Our research on oil and gas technology adoption decisions

We can learn how to support these changes from recent research from Robert Gordon University and the Net Zero Technology Centre which looked at technology adoption decisions. Prof Rhona Flin and I took an alternative approach by examining the psychological factors which influence technology adoption decisions in upstream oil and gas. Over the course of the two-year project six key psychological factors were identified. These ranged from how innovative decision makers are, whether the technology and service provider were trusted, individual’s attitudes towards innovation, to risk perceptions and expertise. These are represented by the Psychological Technology Adoption Framework, shown in the graphic below.

Graphic showing the six psychological factors that influence technology adoption decisions - cognitive, motivation, attitude, personality, social and organisational.
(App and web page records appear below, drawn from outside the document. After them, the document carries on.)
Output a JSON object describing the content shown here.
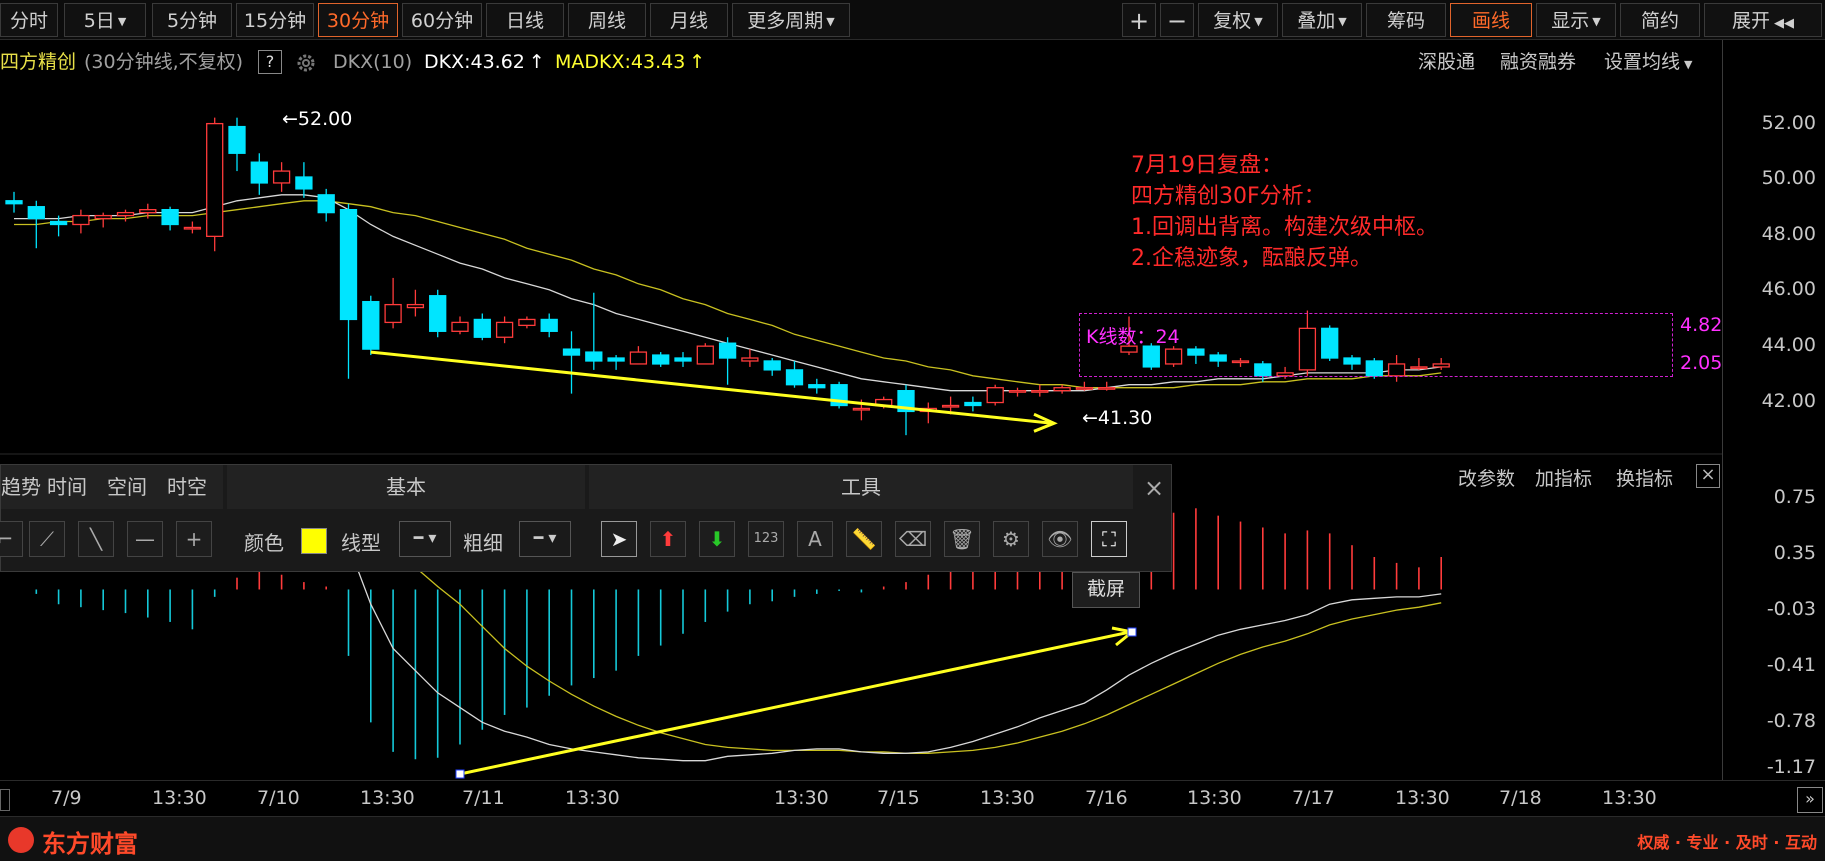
{
  "toolbar": {
    "periods": [
      "分时",
      "5日",
      "5分钟",
      "15分钟",
      "30分钟",
      "60分钟",
      "日线",
      "周线",
      "月线",
      "更多周期"
    ],
    "selected_period": "30分钟",
    "right_buttons": [
      "复权",
      "叠加",
      "筹码",
      "画线",
      "显示",
      "简约",
      "展开"
    ],
    "selected_right": "画线",
    "zoom_in": "+",
    "zoom_out": "−"
  },
  "info": {
    "stock_name": "四方精创",
    "chart_desc": "(30分钟线,不复权)",
    "help": "?",
    "indicator": "DKX(10)",
    "dkx": "DKX:43.62",
    "madkx": "MADKX:43.43",
    "right_links": [
      "深股通",
      "融资融券",
      "设置均线"
    ]
  },
  "annotation": {
    "title": "7月19日复盘：",
    "line1": "四方精创30F分析：",
    "line2": "1.回调出背离。构建次级中枢。",
    "line3": "2.企稳迹象，酝酿反弹。"
  },
  "box": {
    "label": "K线数：24",
    "top_value": "4.82",
    "bottom_value": "2.05"
  },
  "price_marks": {
    "high": "52.00",
    "low": "41.30"
  },
  "main_axis": [
    "52.00",
    "50.00",
    "48.00",
    "46.00",
    "44.00",
    "42.00"
  ],
  "sub_axis": [
    "0.75",
    "0.35",
    "-0.03",
    "-0.41",
    "-0.78",
    "-1.17"
  ],
  "sub_links": [
    "改参数",
    "加指标",
    "换指标"
  ],
  "dates": [
    "7/9",
    "13:30",
    "7/10",
    "13:30",
    "7/11",
    "13:30",
    "13:30",
    "7/15",
    "13:30",
    "7/16",
    "13:30",
    "7/17",
    "13:30",
    "7/18",
    "13:30"
  ],
  "drawpanel": {
    "tabs_left": [
      "趋势",
      "时间",
      "空间",
      "时空"
    ],
    "section_basic": "基本",
    "section_tools": "工具",
    "color_label": "颜色",
    "linetype_label": "线型",
    "thickness_label": "粗细",
    "tooltip": "截屏",
    "close": "×"
  },
  "footer": {
    "brand": "东方财富",
    "slogan": "权威 · 专业 · 及时 · 互动"
  },
  "colors": {
    "up": "#ff3b3b",
    "down": "#00e5ff",
    "accent": "#ff6a2a",
    "annotation": "#ff2a2a",
    "box": "#d020d0",
    "arrow": "#ffff20"
  },
  "chart_data": {
    "type": "candlestick",
    "ylim": [
      40.8,
      53.0
    ],
    "candles": [
      [
        49.2,
        49.1,
        49.5,
        48.8
      ],
      [
        49.0,
        48.6,
        49.2,
        47.6
      ],
      [
        48.5,
        48.4,
        48.7,
        48.0
      ],
      [
        48.4,
        48.7,
        48.9,
        48.1
      ],
      [
        48.6,
        48.7,
        48.8,
        48.3
      ],
      [
        48.7,
        48.8,
        48.9,
        48.5
      ],
      [
        48.8,
        48.9,
        49.1,
        48.6
      ],
      [
        48.9,
        48.4,
        49.0,
        48.2
      ],
      [
        48.3,
        48.3,
        48.5,
        48.1
      ],
      [
        48.0,
        51.8,
        52.0,
        47.5
      ],
      [
        51.7,
        50.8,
        52.0,
        50.2
      ],
      [
        50.5,
        49.8,
        50.8,
        49.4
      ],
      [
        49.8,
        50.2,
        50.5,
        49.5
      ],
      [
        50.0,
        49.6,
        50.5,
        49.3
      ],
      [
        49.4,
        48.8,
        49.6,
        48.5
      ],
      [
        48.9,
        45.2,
        49.1,
        43.2
      ],
      [
        45.8,
        44.2,
        46.0,
        44.0
      ],
      [
        45.1,
        45.7,
        46.6,
        44.9
      ],
      [
        45.6,
        45.7,
        46.2,
        45.3
      ],
      [
        46.0,
        44.8,
        46.2,
        44.6
      ],
      [
        44.8,
        45.1,
        45.3,
        44.7
      ],
      [
        45.2,
        44.6,
        45.4,
        44.5
      ],
      [
        44.6,
        45.1,
        45.3,
        44.4
      ],
      [
        45.0,
        45.2,
        45.3,
        44.9
      ],
      [
        45.2,
        44.8,
        45.4,
        44.6
      ],
      [
        44.2,
        44.0,
        44.8,
        42.7
      ],
      [
        44.1,
        43.8,
        46.1,
        43.5
      ],
      [
        43.9,
        43.8,
        44.0,
        43.5
      ],
      [
        43.7,
        44.1,
        44.3,
        43.7
      ],
      [
        44.0,
        43.7,
        44.1,
        43.6
      ],
      [
        43.9,
        43.8,
        44.1,
        43.6
      ],
      [
        43.7,
        44.3,
        44.4,
        43.7
      ],
      [
        44.4,
        43.9,
        44.6,
        43.0
      ],
      [
        43.8,
        43.9,
        44.2,
        43.6
      ],
      [
        43.8,
        43.5,
        43.9,
        43.3
      ],
      [
        43.5,
        43.0,
        43.8,
        42.9
      ],
      [
        43.0,
        42.9,
        43.2,
        42.7
      ],
      [
        43.0,
        42.3,
        43.1,
        42.2
      ],
      [
        42.2,
        42.2,
        42.5,
        41.8
      ],
      [
        42.3,
        42.5,
        42.6,
        42.2
      ],
      [
        42.8,
        42.1,
        43.0,
        41.3
      ],
      [
        42.1,
        42.2,
        42.4,
        41.7
      ],
      [
        42.3,
        42.3,
        42.6,
        42.0
      ],
      [
        42.4,
        42.3,
        42.6,
        42.1
      ],
      [
        42.4,
        42.9,
        43.0,
        42.3
      ],
      [
        42.8,
        42.8,
        42.9,
        42.6
      ],
      [
        42.8,
        42.8,
        43.0,
        42.6
      ],
      [
        42.8,
        42.9,
        43.0,
        42.7
      ],
      [
        42.9,
        42.9,
        43.1,
        42.8
      ],
      [
        42.9,
        42.9,
        43.1,
        42.8
      ],
      [
        44.1,
        44.3,
        45.3,
        44.0
      ],
      [
        44.3,
        43.6,
        44.4,
        43.5
      ],
      [
        43.7,
        44.2,
        44.3,
        43.6
      ],
      [
        44.2,
        44.0,
        44.3,
        43.7
      ],
      [
        44.0,
        43.8,
        44.1,
        43.6
      ],
      [
        43.8,
        43.8,
        43.9,
        43.6
      ],
      [
        43.7,
        43.3,
        43.8,
        43.1
      ],
      [
        43.3,
        43.4,
        43.6,
        43.2
      ],
      [
        43.5,
        44.9,
        45.5,
        43.3
      ],
      [
        44.9,
        43.9,
        45.0,
        43.8
      ],
      [
        43.9,
        43.7,
        44.0,
        43.5
      ],
      [
        43.8,
        43.3,
        43.9,
        43.2
      ],
      [
        43.3,
        43.7,
        44.0,
        43.1
      ],
      [
        43.6,
        43.6,
        43.9,
        43.5
      ],
      [
        43.6,
        43.7,
        43.9,
        43.5
      ]
    ],
    "ma_white": [
      48.6,
      48.6,
      48.6,
      48.7,
      48.7,
      48.7,
      48.8,
      48.8,
      48.8,
      49.0,
      49.2,
      49.3,
      49.4,
      49.4,
      49.3,
      48.9,
      48.4,
      48.0,
      47.7,
      47.4,
      47.1,
      46.9,
      46.6,
      46.4,
      46.2,
      45.9,
      45.7,
      45.4,
      45.2,
      45.0,
      44.8,
      44.6,
      44.4,
      44.2,
      44.0,
      43.8,
      43.6,
      43.4,
      43.2,
      43.1,
      43.0,
      42.9,
      42.8,
      42.8,
      42.8,
      42.8,
      42.8,
      42.8,
      42.8,
      42.9,
      43.0,
      43.0,
      43.1,
      43.1,
      43.2,
      43.2,
      43.2,
      43.3,
      43.4,
      43.4,
      43.4,
      43.4,
      43.5,
      43.5,
      43.6
    ],
    "ma_yellow": [
      48.4,
      48.4,
      48.5,
      48.5,
      48.6,
      48.6,
      48.7,
      48.7,
      48.7,
      48.8,
      48.9,
      49.0,
      49.1,
      49.2,
      49.2,
      49.1,
      49.0,
      48.8,
      48.7,
      48.5,
      48.3,
      48.1,
      47.9,
      47.6,
      47.4,
      47.2,
      46.9,
      46.7,
      46.4,
      46.2,
      45.9,
      45.7,
      45.4,
      45.2,
      45.0,
      44.7,
      44.5,
      44.3,
      44.1,
      43.9,
      43.8,
      43.6,
      43.5,
      43.3,
      43.2,
      43.1,
      43.0,
      43.0,
      42.9,
      42.9,
      42.9,
      42.9,
      42.9,
      43.0,
      43.0,
      43.0,
      43.1,
      43.1,
      43.2,
      43.2,
      43.2,
      43.3,
      43.3,
      43.3,
      43.4
    ],
    "sub_ylim": [
      -1.25,
      0.85
    ],
    "macd_bars": [
      0.0,
      -0.03,
      -0.1,
      -0.12,
      -0.14,
      -0.16,
      -0.19,
      -0.22,
      -0.27,
      -0.05,
      0.08,
      0.12,
      0.1,
      0.05,
      0.02,
      -0.45,
      -0.9,
      -1.1,
      -1.15,
      -1.14,
      -1.05,
      -0.95,
      -0.85,
      -0.8,
      -0.72,
      -0.65,
      -0.6,
      -0.55,
      -0.45,
      -0.38,
      -0.3,
      -0.22,
      -0.15,
      -0.1,
      -0.08,
      -0.05,
      -0.03,
      -0.01,
      -0.02,
      0.02,
      0.05,
      0.1,
      0.15,
      0.18,
      0.2,
      0.23,
      0.25,
      0.28,
      0.3,
      0.32,
      0.42,
      0.48,
      0.52,
      0.55,
      0.5,
      0.46,
      0.42,
      0.38,
      0.4,
      0.38,
      0.3,
      0.22,
      0.18,
      0.15,
      0.22
    ],
    "dif": [
      0.3,
      0.3,
      0.3,
      0.3,
      0.3,
      0.3,
      0.3,
      0.3,
      0.3,
      0.3,
      0.3,
      0.3,
      0.3,
      0.3,
      0.3,
      0.3,
      -0.1,
      -0.4,
      -0.55,
      -0.7,
      -0.8,
      -0.9,
      -0.96,
      -1.0,
      -1.05,
      -1.08,
      -1.1,
      -1.12,
      -1.14,
      -1.15,
      -1.16,
      -1.16,
      -1.13,
      -1.12,
      -1.11,
      -1.09,
      -1.08,
      -1.08,
      -1.1,
      -1.11,
      -1.11,
      -1.1,
      -1.07,
      -1.03,
      -0.98,
      -0.93,
      -0.87,
      -0.82,
      -0.77,
      -0.68,
      -0.58,
      -0.5,
      -0.43,
      -0.37,
      -0.31,
      -0.27,
      -0.24,
      -0.21,
      -0.17,
      -0.1,
      -0.07,
      -0.06,
      -0.05,
      -0.05,
      -0.03
    ],
    "dea": [
      0.5,
      0.5,
      0.5,
      0.5,
      0.5,
      0.5,
      0.5,
      0.5,
      0.5,
      0.5,
      0.5,
      0.5,
      0.5,
      0.5,
      0.5,
      0.5,
      0.4,
      0.28,
      0.15,
      0.02,
      -0.1,
      -0.25,
      -0.4,
      -0.52,
      -0.62,
      -0.71,
      -0.79,
      -0.86,
      -0.92,
      -0.97,
      -1.01,
      -1.05,
      -1.07,
      -1.08,
      -1.09,
      -1.09,
      -1.09,
      -1.09,
      -1.1,
      -1.1,
      -1.11,
      -1.11,
      -1.1,
      -1.09,
      -1.07,
      -1.04,
      -1.0,
      -0.96,
      -0.91,
      -0.85,
      -0.78,
      -0.71,
      -0.64,
      -0.57,
      -0.5,
      -0.44,
      -0.39,
      -0.35,
      -0.3,
      -0.24,
      -0.2,
      -0.17,
      -0.14,
      -0.12,
      -0.09
    ]
  }
}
So, what about the wider application of our research?

Whilst this research focused on technology decisions in oil and gas, the Psychological Technology Adoption Framework can be a useful tool to think about what influences people’s response to new ways of working. In November 2021 I had the opportunity to present these findings to the Scottish Leaders Forum sub-group to better understand why adoption of the National Performance Framework (NPF) has been “patchy”.

We discussed how people’s attitudes to the NPF, whether it is seen to be useful, and a potential preference for the status quo can act as barriers. The sub-group’s new report describes this attitude as possibly seeing the NPF as ‘yet another thing’ that leaders need to do. Trust between stakeholders is key, not only cross-party trust but confidence between the perceived owners and users of the NPF. How leaders and their teams are motivated will likely impact on use of the NPF, particularly where teams are competitive.

As a psychologist I am pleased to see that the latest report recognises these psychological factors, highlighting the need for behavioural change. Awareness building and knowledge development are valuable. Leaders, including political leadership, act as fundamental drivers for improvement of accountability. Success will mean that they need to create an organisational culture that values the NPF, that has procedures in place that make it easy to use and motivates change for the better. Opportunities for lesson sharing can provide practical support as well as fostering good working relationships. My advice is that change is hard. Don’t feel bad if you find it difficult to improve innovative activities in your organisation. But do not give up as it is important that we all work towards a bright future– endeavour to persevere.

Dr Ruby Roberts is a Research Fellow of Industrial Psychology, Aberdeen Business School, Robert Gordon University.